    Nizamudeen. I, a processor who is currently in Nigeria to source raw cashew nut (RCN) for the next season, says the uncertainty in the sector has deepened since the latest outbreak of COVID-19 in Kerala.

     “Last year I could procure over 2,000 tonnes of RCN from Nigeria for our domestic processors. But since the market is not stable, this time I couldn’t close any deals. As of now, processors can not decide whether to go ahead as the situation is highly unpredictable,” he says.

    Prices falling

    While the export market remains dull, lightly blemished whole (LWB), one of the most moving grades in domestic market along with splits, has skidded from ₹12,000 per box weighing 23.68 kg to ₹9,500. At the same time, the price of raw cashew nut (RCN) has been falling since Vietnam, the biggest global player, has cut down on procurement and processing.

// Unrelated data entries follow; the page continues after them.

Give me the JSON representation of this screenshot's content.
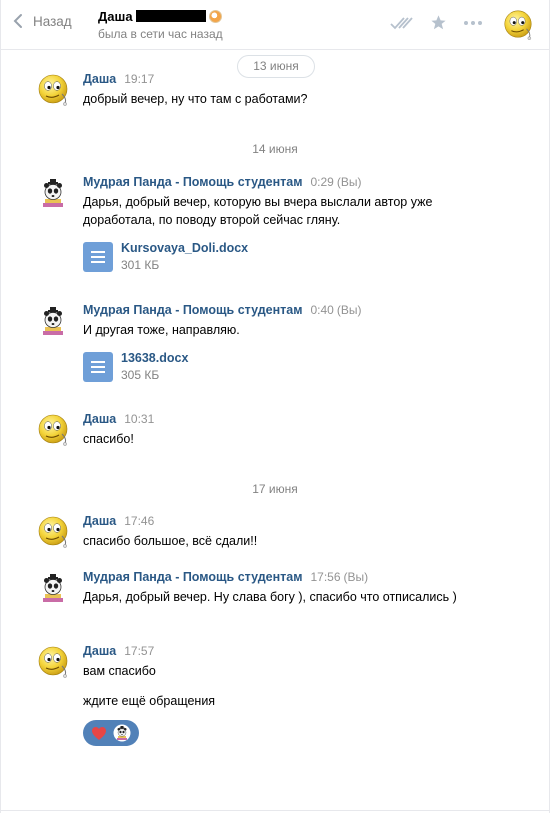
{
  "header": {
    "back_label": "Назад",
    "contact_name": "Даша",
    "status": "была в сети час назад"
  },
  "dates": [
    "13 июня",
    "14 июня",
    "17 июня"
  ],
  "messages": [
    {
      "author": "Даша",
      "time": "19:17",
      "text": "добрый вечер, ну что там с работами?"
    },
    {
      "author": "Мудрая Панда - Помощь студентам",
      "time": "0:29",
      "you": "(Вы)",
      "text": "Дарья, добрый вечер, которую вы вчера выслали автор уже доработала, по поводу второй сейчас гляну.",
      "doc": {
        "name": "Kursovaya_Doli.docx",
        "size": "301 КБ"
      }
    },
    {
      "author": "Мудрая Панда - Помощь студентам",
      "time": "0:40",
      "you": "(Вы)",
      "text": "И другая тоже, направляю.",
      "doc": {
        "name": "13638.docx",
        "size": "305 КБ"
      }
    },
    {
      "author": "Даша",
      "time": "10:31",
      "text": "спасибо!"
    },
    {
      "author": "Даша",
      "time": "17:46",
      "text": "спасибо большое, всё сдали!!"
    },
    {
      "author": "Мудрая Панда - Помощь студентам",
      "time": "17:56",
      "you": "(Вы)",
      "text": "Дарья, добрый вечер. Ну слава богу ), спасибо что отписались )"
    },
    {
      "author": "Даша",
      "time": "17:57",
      "text": "вам спасибо",
      "text2": "ждите ещё обращения"
    }
  ],
  "icons": {
    "back": "chevron-left-icon",
    "read": "double-check-icon",
    "favorite": "star-icon",
    "more": "more-icon",
    "reaction_1": "heart-icon",
    "reaction_2": "panda-icon"
  },
  "colors": {
    "link": "#2a5885",
    "meta": "#828282",
    "doc": "#6f9fd8",
    "reactions": "#5181b8"
  }
}
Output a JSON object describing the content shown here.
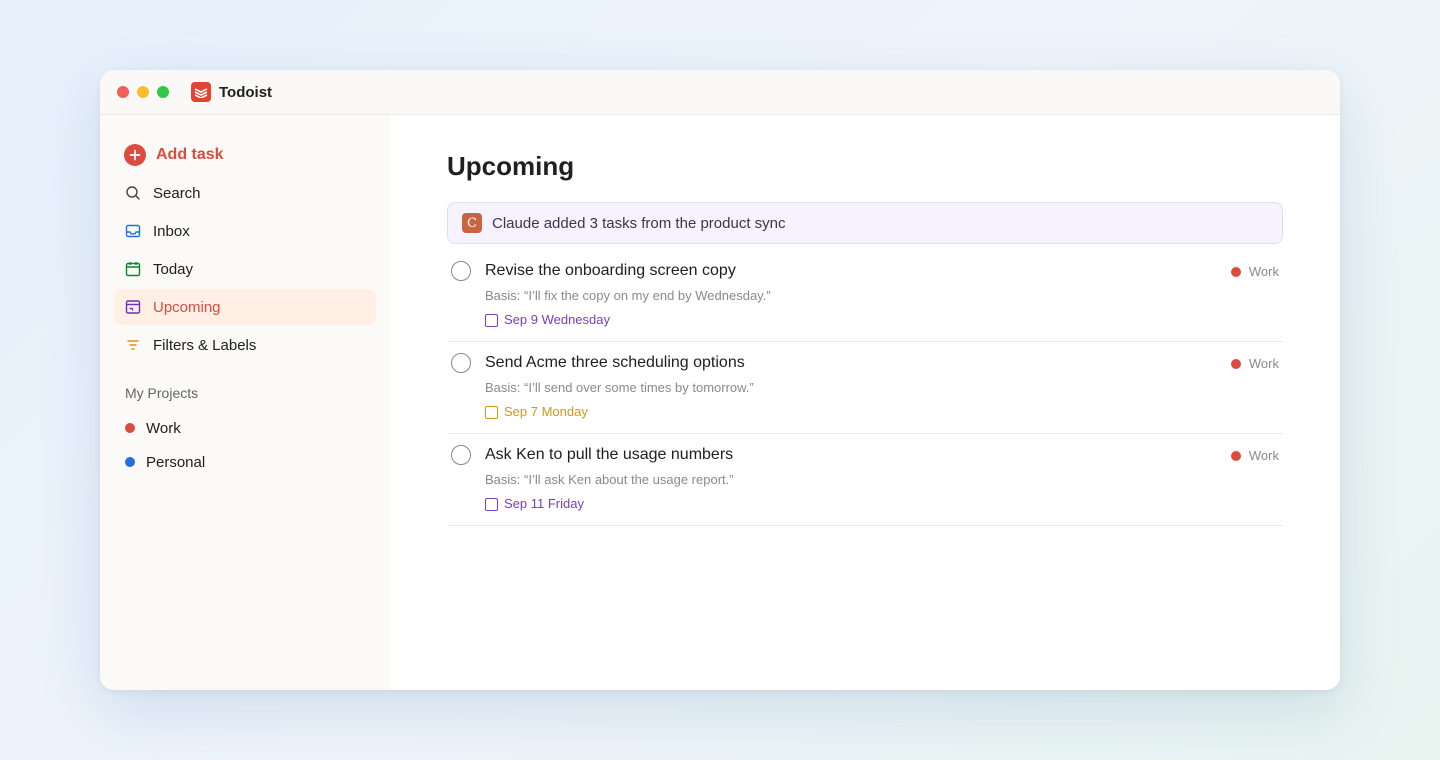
{
  "window": {
    "title": "Todoist"
  },
  "sidebar": {
    "add_task_label": "Add task",
    "items": [
      {
        "label": "Search",
        "icon": "search-icon"
      },
      {
        "label": "Inbox",
        "icon": "inbox-icon"
      },
      {
        "label": "Today",
        "icon": "calendar-today-icon"
      },
      {
        "label": "Upcoming",
        "icon": "calendar-upcoming-icon",
        "active": true
      },
      {
        "label": "Filters & Labels",
        "icon": "filter-icon"
      }
    ],
    "projects_heading": "My Projects",
    "projects": [
      {
        "label": "Work",
        "color": "#dc4c3e"
      },
      {
        "label": "Personal",
        "color": "#246fe0"
      }
    ]
  },
  "main": {
    "title": "Upcoming",
    "banner": {
      "badge": "C",
      "text": "Claude added 3 tasks from the product sync"
    },
    "tasks": [
      {
        "name": "Revise the onboarding screen copy",
        "basis": "Basis: “I’ll fix the copy on my end by Wednesday.”",
        "due": "Sep 9 Wednesday",
        "due_color": "#7a3fc0",
        "project": "Work",
        "project_color": "#dc4c3e"
      },
      {
        "name": "Send Acme three scheduling options",
        "basis": "Basis: “I’ll send over some times by tomorrow.”",
        "due": "Sep 7 Monday",
        "due_color": "#d9951e",
        "project": "Work",
        "project_color": "#dc4c3e"
      },
      {
        "name": "Ask Ken to pull the usage numbers",
        "basis": "Basis: “I’ll ask Ken about the usage report.”",
        "due": "Sep 11 Friday",
        "due_color": "#7a3fc0",
        "project": "Work",
        "project_color": "#dc4c3e"
      }
    ]
  },
  "colors": {
    "accent": "#dc4c3e",
    "active_bg": "#ffefe5",
    "banner_bg": "#f6f3fe"
  }
}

    “RCN prices are crashing and it has come down to $1,200 per tonne from $1,600. This is another reason stopping the processors from procuring huge volumes of RCN. If it goes down again that will amount to heavy losses later,” adds Mr. Nizamudeen, also the president of the Federation of Cashew Processors and Exporters.

    All stakeholders agree that it is an unexpected blow for the industry on a recovery mode and extra efforts will be required to stabilise the situation.

     “Since it’s a food product we have closed all our factories as a precautionary measure. Currently we are trying to strengthen our domestic marketing network and online sales to tide over the crisis. We have already deployed a team for that and we are also planning to recruit marketing personnel in each district,” says S. Jayamohan, chairman, KSCDC.